In honor of National Volunteer Week, we want to show our appreciation for the advocates who help us secure policy victories at the federal and state level to improve the lives of everyone impacted by Alzheimer’s. Each year thousands of you lend your voice and time to share your story with policymakers to make an impact in the lives of millions. We thank each of you for all you do to make Alzheimer’s a national priority.
There are many reasons we were disappointed to have to cancel the 2020 AIM Advocacy Forum, our signature grassroots event, but chief among them was missing out on the opportunity to say thank you in person and to honor our advocates. So, as with so many things these days, we’re going to celebrate our 2020 AIM Advocacy Forum honorees virtually.

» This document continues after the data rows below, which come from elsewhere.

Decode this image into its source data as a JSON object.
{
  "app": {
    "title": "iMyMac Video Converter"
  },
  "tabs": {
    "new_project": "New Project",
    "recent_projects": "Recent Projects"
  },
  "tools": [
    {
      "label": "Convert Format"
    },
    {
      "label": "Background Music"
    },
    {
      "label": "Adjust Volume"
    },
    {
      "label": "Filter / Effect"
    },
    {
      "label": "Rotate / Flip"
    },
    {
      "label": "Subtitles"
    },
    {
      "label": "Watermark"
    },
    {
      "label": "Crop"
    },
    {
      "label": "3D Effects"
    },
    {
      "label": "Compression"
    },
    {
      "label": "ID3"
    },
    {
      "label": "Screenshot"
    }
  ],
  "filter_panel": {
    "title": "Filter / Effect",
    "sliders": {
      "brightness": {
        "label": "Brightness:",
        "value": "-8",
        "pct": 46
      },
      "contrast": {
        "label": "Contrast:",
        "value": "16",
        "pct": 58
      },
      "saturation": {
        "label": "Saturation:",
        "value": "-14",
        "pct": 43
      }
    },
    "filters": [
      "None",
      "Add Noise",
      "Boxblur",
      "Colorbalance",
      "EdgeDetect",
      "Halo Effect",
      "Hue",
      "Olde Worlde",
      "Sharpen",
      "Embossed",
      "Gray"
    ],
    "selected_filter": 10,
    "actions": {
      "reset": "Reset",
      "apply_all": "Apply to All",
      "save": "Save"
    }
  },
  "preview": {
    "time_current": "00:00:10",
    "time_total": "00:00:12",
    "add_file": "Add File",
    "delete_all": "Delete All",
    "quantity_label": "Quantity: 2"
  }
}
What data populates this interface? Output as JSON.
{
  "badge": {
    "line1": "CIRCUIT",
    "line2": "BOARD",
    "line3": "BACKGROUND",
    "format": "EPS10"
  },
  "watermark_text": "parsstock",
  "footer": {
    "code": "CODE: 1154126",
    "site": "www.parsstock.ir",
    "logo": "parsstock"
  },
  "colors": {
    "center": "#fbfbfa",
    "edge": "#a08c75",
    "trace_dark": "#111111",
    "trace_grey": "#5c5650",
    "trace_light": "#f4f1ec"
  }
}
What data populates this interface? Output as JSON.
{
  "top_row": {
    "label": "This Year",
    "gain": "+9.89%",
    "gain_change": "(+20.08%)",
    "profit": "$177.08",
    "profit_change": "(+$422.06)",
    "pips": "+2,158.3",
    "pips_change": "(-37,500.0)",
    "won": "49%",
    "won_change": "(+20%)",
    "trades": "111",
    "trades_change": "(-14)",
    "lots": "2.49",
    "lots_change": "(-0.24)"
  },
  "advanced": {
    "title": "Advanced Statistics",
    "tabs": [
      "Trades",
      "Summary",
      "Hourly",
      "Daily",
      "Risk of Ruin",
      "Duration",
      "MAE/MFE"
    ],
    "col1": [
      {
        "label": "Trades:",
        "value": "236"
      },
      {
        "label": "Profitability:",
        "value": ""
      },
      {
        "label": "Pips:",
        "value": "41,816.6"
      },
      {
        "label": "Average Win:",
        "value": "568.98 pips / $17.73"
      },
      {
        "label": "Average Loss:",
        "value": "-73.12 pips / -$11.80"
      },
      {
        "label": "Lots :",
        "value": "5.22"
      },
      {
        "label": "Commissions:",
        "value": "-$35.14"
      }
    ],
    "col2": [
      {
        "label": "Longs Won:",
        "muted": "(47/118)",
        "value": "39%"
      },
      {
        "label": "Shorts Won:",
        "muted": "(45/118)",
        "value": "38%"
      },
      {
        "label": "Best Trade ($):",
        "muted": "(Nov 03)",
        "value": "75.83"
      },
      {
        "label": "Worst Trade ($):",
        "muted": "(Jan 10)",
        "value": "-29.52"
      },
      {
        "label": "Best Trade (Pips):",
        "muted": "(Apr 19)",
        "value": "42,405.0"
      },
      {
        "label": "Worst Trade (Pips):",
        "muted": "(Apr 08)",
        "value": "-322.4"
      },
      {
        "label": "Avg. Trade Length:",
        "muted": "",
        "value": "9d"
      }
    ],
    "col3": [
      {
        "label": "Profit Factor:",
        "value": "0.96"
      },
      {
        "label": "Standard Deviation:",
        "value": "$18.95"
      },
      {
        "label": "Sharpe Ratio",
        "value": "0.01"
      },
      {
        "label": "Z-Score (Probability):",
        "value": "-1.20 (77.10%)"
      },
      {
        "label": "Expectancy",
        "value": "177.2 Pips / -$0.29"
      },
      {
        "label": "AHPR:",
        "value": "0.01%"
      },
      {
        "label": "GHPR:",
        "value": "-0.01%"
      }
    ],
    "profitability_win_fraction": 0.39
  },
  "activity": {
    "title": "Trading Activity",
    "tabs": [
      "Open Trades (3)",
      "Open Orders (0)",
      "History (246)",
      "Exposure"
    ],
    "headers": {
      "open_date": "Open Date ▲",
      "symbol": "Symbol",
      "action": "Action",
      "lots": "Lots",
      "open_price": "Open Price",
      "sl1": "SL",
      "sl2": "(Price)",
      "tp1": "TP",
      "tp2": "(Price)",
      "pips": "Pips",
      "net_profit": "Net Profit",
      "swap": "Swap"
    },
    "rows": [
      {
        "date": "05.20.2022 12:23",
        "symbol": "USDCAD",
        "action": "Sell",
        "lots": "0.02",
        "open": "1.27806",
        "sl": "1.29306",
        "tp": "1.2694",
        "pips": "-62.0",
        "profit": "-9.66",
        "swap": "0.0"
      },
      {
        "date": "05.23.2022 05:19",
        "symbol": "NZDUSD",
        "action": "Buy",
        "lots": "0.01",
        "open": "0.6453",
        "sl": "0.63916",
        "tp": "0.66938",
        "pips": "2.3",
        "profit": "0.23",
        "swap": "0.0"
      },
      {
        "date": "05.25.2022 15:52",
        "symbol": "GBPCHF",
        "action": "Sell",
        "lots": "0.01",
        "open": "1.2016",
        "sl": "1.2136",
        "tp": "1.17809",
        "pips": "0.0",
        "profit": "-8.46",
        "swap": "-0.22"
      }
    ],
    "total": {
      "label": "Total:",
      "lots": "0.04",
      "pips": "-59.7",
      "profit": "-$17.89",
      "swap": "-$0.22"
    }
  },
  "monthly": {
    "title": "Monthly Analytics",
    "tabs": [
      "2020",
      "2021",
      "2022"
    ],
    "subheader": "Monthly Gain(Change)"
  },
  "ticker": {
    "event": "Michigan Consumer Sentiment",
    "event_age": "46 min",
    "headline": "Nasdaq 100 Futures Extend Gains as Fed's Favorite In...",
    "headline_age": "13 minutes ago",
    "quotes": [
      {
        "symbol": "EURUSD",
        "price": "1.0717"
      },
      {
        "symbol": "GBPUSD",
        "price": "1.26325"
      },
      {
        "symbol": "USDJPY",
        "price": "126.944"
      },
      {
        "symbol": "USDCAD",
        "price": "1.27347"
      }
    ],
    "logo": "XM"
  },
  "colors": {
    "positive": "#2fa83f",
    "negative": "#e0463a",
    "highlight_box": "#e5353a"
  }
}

During the Forum we planned to give awards to our Alzheimer’s Congressional Team of the Year, Young Advocate of the Year and Advocate of the Year. These advocates have gone above and beyond in the fight, take a look below to read about their incredible accomplishments. And you can send them a note to congratulate each of them.
2020 Alzheimer’s Congressional Team (ACT) of the Year
This year we’re honoring the ACT team representing Michigan’s eighth Congressional district. In the last year, they’ve had too many meetings and interactions with their elected officials to count!
Melissa Vecchi, chair of the Detroit Walk to End Alzheimer's, and daughter Sophia are an amazing mother-daughter duo who have quickly built a strong relatipship with Rep. Elissa Slotkin. Bertha Bullen and Jim Kruse are a husband and wife team sharing their story with policymakers and serving as Advocacy Chair of the Lansing Walk to help get more people involved with our advocacy efforts. And, Lauren Kovach is making her voice heard testifying in front of the Senate Finance Committee, appearing in a campaign ad for Sen. Stabenow, and serving on Rep. Slotkin’s volunteer advisory committee on health.
Together, the team secured Rep. Slotkin as a cosponsor of both the Improving HOPE for Alzheimer's Act and the Younger-Onset Alzheimer's Act. The ACT members also worked individually to educate Michigan Sens. Stabenow and Peters on both bills and helped secure their strong support. They make their voices heard on social media, in letters to the editor, attending town halls and more.
2020 Young Advocate of the Year
At the age of 12, Maggie Dockery is our youngest ever Young Advocate of the Year. Maggie was impacted by Alzheimer’s disease when her grandfather was diagnosed when she was six years old and her mom became his caregiver. When her grandfather passed away Maggie decided that she did not want to see her mom or dad go through what he went through.
Maggie participates in the Walk to End Alzheimer’s and the Longest Day, and determined to make her voice heard, Maggie set up a lemonade stand to raise money to attend the Advocacy Forum. She has attended town halls with Rep. Adam Kinzinger and decided it would be her mission to meet and share her story with as many Illinois representatives as possible, getting a picture at every stop along the way.
Maggie’s advocacy extends beyond federal work, she has met with her state Senator Patrick Joyce to express the needs of people living with Alzheimer’s and other dementia.
Her determination and tenacity isn’t limited to “official” events, she’s engaging her classmates in the fight to #ENDALZ, wearing purple everywhere she goes.
2020 AIM Advocate of the Year
For the last six years Jeannie Castells has used her voice in the fight to end Alzheimer’s. A former caregiver, Jeannie knows firsthand the devastation Alzheimer’s has on families, and it is why she has dedicated so much of her time to advocate for families like hers.
A steadfast advocate, Jeannie is serving as an Ambassador to Rep. Tom Malinowski (D-NJ-07), is an ACT Team member for Rep. Bill Pascrell (D-NJ-09), and a state champion for Assemblyman Daniel Benson (D-NJ-14), and is a member of the AIM Leadership Society.
Jeannie speaks at Congressional town halls, engages elected officials on social media and through local media, participates in the District-Forum-District program and more. Her efforts are being noticed, and policymakers are acting. Her Congressman has shared her story on the House floor and shared her story with his constituents. And, when Rep. Malinowski was first elected to office, she was quick to make an introduction and ensure Alzheimer’s was a top priority, meeting with him prior to him officially taking office.
Her commitment to the cause extends beyond the halls of Congress. Jeannie has raised awareness participating in the Walk to End Alzheimer’s and the Longest Day, and she even created a podcast to share her story
This National Volunteer Appreciation Week we salute each of our 2020 AIM Advocacy Forum honorees and each of you for all you do in the fight to #ENDALZ. Tell us why you’re an advocate today.